> [Required work]:
From the material below, copy each line that holds the word "true".

──────── Record set

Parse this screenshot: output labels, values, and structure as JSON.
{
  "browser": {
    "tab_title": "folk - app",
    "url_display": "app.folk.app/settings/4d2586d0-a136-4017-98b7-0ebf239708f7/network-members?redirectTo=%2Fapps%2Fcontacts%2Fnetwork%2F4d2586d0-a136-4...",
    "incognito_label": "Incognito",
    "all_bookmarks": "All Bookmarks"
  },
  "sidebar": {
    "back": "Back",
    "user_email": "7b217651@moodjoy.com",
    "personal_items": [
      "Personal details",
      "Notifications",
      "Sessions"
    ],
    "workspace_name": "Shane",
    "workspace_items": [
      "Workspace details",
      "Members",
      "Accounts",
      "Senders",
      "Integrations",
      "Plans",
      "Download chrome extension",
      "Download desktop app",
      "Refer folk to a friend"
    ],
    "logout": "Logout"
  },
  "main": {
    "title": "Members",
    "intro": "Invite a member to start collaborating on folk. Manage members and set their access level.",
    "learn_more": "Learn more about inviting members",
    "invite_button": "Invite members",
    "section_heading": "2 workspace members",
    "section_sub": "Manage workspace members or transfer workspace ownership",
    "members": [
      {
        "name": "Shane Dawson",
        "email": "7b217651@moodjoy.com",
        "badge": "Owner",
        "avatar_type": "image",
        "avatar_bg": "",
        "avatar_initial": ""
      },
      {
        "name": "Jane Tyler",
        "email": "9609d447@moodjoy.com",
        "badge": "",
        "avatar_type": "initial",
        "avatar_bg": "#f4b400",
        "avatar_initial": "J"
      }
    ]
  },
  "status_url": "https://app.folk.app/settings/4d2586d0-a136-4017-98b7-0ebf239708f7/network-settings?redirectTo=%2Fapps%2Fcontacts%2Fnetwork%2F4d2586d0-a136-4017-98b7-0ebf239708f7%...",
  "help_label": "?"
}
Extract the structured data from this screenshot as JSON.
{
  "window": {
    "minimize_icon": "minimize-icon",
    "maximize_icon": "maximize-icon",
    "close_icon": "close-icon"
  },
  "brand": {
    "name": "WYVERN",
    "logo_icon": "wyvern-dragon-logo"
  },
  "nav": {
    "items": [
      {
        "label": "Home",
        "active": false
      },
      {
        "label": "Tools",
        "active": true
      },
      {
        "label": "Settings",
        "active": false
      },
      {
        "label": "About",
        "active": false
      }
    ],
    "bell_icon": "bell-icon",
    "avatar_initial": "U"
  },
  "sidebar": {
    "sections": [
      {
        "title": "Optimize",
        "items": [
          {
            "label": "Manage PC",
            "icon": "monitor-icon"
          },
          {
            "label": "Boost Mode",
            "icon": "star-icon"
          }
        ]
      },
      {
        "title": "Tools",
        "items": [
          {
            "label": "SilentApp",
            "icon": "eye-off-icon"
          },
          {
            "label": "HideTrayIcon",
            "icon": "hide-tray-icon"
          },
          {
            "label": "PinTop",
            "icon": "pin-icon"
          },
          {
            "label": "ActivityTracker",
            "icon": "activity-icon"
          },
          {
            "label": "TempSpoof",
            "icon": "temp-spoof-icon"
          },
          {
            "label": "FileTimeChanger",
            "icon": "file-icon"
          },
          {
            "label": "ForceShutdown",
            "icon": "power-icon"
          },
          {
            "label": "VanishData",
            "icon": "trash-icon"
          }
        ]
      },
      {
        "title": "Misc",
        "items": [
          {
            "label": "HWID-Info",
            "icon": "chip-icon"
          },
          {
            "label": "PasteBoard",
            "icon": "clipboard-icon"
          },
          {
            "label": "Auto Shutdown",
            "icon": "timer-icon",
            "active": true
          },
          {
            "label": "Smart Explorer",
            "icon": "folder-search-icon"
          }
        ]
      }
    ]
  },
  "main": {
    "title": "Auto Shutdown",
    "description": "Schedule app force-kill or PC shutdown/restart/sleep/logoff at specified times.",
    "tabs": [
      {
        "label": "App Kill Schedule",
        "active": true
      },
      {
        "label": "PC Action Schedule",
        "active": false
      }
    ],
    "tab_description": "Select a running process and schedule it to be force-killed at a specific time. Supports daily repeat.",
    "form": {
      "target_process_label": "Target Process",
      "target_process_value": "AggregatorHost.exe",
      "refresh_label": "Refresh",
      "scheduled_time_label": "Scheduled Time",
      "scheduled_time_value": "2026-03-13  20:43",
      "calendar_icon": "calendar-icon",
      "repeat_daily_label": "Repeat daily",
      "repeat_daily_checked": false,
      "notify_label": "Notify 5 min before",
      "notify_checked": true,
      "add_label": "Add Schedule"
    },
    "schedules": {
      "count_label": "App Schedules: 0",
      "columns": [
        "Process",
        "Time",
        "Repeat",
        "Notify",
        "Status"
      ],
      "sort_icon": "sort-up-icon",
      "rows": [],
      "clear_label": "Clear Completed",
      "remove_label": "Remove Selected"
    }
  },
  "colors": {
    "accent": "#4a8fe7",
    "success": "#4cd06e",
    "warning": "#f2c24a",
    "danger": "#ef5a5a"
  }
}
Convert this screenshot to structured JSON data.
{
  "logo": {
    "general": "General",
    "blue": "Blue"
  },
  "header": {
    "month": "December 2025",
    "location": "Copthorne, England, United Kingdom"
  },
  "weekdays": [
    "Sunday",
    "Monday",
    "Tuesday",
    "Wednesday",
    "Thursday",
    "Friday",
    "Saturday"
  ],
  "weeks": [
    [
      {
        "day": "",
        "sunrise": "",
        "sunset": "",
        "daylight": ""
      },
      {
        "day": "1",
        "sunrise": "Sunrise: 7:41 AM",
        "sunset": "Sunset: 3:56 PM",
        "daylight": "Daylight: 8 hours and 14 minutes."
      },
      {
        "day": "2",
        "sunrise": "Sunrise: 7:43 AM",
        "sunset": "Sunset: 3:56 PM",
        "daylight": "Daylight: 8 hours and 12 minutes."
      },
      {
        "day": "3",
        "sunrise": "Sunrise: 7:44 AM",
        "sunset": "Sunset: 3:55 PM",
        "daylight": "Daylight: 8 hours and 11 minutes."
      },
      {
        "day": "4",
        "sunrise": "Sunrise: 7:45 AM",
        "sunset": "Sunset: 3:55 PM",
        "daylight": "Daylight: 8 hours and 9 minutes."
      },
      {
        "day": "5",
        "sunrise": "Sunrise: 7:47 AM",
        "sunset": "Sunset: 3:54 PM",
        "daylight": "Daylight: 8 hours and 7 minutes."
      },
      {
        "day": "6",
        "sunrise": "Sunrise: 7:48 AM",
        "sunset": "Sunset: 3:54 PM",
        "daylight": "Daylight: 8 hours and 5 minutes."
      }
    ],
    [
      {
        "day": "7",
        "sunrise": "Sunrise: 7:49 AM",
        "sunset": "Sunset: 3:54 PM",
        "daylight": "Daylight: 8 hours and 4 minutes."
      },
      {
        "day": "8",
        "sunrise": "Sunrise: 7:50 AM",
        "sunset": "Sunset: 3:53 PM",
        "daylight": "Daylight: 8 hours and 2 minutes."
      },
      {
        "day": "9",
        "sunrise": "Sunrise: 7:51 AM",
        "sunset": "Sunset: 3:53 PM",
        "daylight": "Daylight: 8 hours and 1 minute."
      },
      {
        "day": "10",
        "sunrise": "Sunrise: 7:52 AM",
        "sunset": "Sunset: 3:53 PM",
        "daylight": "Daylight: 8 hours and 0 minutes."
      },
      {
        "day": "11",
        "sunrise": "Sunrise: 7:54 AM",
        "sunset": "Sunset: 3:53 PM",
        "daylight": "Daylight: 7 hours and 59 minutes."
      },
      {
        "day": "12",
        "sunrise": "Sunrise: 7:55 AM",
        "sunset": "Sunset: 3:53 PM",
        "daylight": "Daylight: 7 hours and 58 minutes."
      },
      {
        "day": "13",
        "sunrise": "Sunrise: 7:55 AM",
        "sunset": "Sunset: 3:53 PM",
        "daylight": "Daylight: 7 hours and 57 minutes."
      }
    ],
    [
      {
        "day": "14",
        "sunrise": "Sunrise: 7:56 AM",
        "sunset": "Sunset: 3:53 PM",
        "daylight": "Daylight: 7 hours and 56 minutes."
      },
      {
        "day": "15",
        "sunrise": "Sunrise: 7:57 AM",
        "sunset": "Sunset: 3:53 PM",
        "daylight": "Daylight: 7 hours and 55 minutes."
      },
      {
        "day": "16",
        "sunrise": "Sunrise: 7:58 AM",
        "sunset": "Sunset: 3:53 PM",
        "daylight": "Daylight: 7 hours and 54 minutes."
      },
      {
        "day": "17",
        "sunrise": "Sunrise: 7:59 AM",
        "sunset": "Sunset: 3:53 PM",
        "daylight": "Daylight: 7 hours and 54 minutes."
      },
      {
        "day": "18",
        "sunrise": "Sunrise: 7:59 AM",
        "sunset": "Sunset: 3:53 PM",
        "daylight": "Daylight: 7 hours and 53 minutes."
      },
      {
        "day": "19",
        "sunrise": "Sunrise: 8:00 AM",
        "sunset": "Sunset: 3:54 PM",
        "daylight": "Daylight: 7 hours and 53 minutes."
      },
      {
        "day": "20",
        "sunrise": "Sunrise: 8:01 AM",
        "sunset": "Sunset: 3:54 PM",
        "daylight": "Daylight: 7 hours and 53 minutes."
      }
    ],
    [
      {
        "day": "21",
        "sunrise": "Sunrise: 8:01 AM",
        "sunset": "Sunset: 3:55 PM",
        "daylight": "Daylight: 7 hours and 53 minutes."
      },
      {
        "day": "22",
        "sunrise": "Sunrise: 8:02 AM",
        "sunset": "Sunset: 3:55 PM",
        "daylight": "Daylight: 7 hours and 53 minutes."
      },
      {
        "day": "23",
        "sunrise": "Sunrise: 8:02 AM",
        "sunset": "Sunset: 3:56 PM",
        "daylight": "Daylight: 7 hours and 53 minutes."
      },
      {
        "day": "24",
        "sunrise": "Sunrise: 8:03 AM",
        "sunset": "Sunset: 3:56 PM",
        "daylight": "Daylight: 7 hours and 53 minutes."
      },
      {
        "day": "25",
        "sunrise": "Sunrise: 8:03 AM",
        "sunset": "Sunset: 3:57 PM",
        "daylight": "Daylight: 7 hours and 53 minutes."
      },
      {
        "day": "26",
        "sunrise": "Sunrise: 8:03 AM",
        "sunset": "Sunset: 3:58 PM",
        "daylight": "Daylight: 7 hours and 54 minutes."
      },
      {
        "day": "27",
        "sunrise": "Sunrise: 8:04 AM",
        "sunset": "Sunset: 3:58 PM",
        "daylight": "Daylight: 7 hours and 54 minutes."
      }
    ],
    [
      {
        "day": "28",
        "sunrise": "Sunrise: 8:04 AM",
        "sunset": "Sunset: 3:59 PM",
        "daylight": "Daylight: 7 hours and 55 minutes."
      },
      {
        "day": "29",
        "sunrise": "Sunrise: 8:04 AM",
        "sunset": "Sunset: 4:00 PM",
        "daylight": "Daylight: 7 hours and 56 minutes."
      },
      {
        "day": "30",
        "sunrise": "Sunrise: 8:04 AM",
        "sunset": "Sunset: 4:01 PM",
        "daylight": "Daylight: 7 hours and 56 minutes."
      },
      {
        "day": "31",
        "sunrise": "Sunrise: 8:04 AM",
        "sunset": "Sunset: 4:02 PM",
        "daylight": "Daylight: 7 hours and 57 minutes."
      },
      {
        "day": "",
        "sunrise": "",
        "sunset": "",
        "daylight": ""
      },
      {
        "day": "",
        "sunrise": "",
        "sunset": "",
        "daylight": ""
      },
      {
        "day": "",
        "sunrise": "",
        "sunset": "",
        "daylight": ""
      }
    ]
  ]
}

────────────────

> [Answer space]:
        "active": true
            "active": true
        "active": true
      "notify_checked": true,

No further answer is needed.